*** Opening Excerpted data ***

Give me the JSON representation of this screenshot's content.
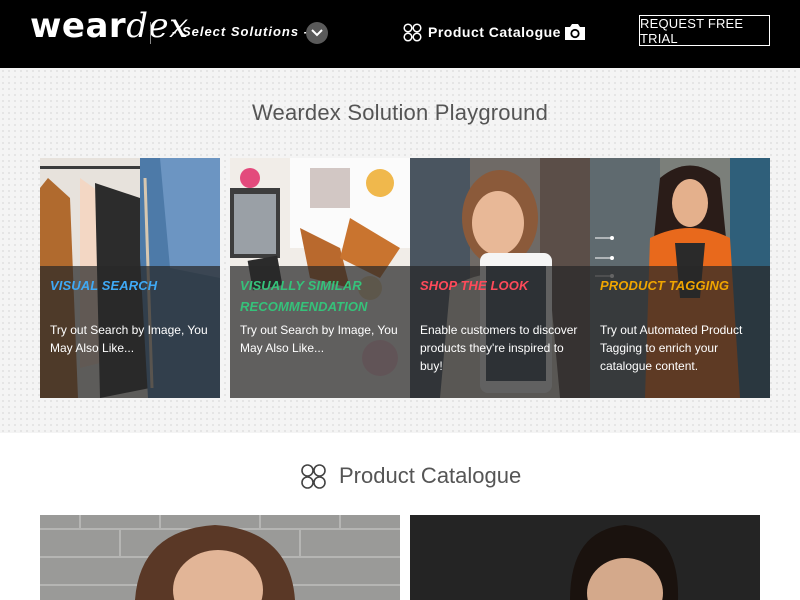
{
  "header": {
    "logo": {
      "part1": "wear",
      "part2": "dex"
    },
    "select_solutions": "- Select Solutions -",
    "catalogue_link": "Product Catalogue",
    "trial_button": "REQUEST FREE TRIAL"
  },
  "playground": {
    "title": "Weardex Solution Playground",
    "cards": [
      {
        "title": "VISUAL SEARCH",
        "description": "Try out Search by Image, You May Also Like...",
        "title_color": "#3fa9f5"
      },
      {
        "title": "VISUALLY SIMILAR RECOMMENDATION",
        "description": "Try out Search by Image, You May Also Like...",
        "title_color": "#35c27a"
      },
      {
        "title": "SHOP THE LOOK",
        "description": "Enable customers to discover products they're inspired to buy!",
        "title_color": "#ff4a5a"
      },
      {
        "title": "PRODUCT TAGGING",
        "description": "Try out Automated Product Tagging to enrich your catalogue content.",
        "title_color": "#f0a500"
      }
    ]
  },
  "catalogue": {
    "title": "Product Catalogue"
  },
  "icons": {
    "chevron": "chevron-down-icon",
    "catalogue": "four-circles-icon",
    "camera": "camera-icon"
  },
  "colors": {
    "navbar_bg": "#000000",
    "playground_bg": "#f4f4f4",
    "heading_text": "#555555"
  }
}
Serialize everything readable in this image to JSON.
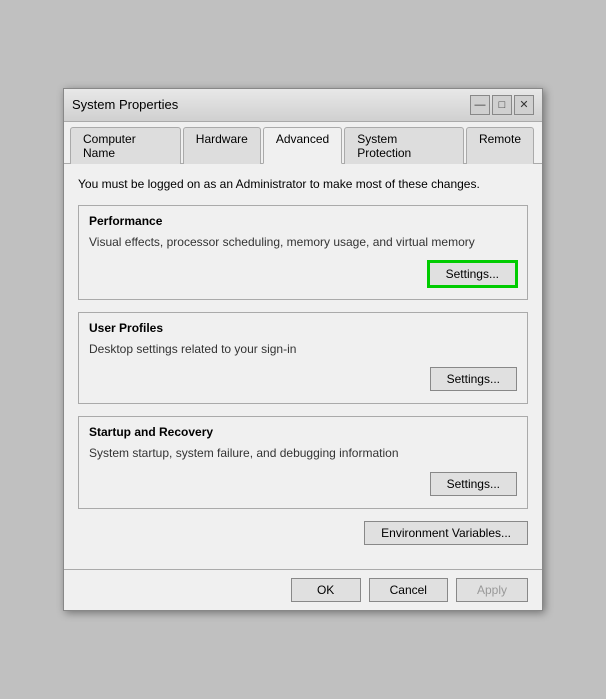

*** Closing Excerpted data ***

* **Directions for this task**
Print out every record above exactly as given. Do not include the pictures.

* **Response below**
Give me the JSON representation of this screenshot's content.
{
  "header": {
    "logo": {
      "part1": "wear",
      "part2": "dex"
    },
    "select_solutions": "- Select Solutions -",
    "catalogue_link": "Product Catalogue",
    "trial_button": "REQUEST FREE TRIAL"
  },
  "playground": {
    "title": "Weardex Solution Playground",
    "cards": [
      {
        "title": "VISUAL SEARCH",
        "description": "Try out Search by Image, You May Also Like...",
        "title_color": "#3fa9f5"
      },
      {
        "title": "VISUALLY SIMILAR RECOMMENDATION",
        "description": "Try out Search by Image, You May Also Like...",
        "title_color": "#35c27a"
      },
      {
        "title": "SHOP THE LOOK",
        "description": "Enable customers to discover products they're inspired to buy!",
        "title_color": "#ff4a5a"
      },
      {
        "title": "PRODUCT TAGGING",
        "description": "Try out Automated Product Tagging to enrich your catalogue content.",
        "title_color": "#f0a500"
      }
    ]
  },
  "catalogue": {
    "title": "Product Catalogue"
  },
  "icons": {
    "chevron": "chevron-down-icon",
    "catalogue": "four-circles-icon",
    "camera": "camera-icon"
  },
  "colors": {
    "navbar_bg": "#000000",
    "playground_bg": "#f4f4f4",
    "heading_text": "#555555"
  }
}
Serialize everything readable in this image to JSON.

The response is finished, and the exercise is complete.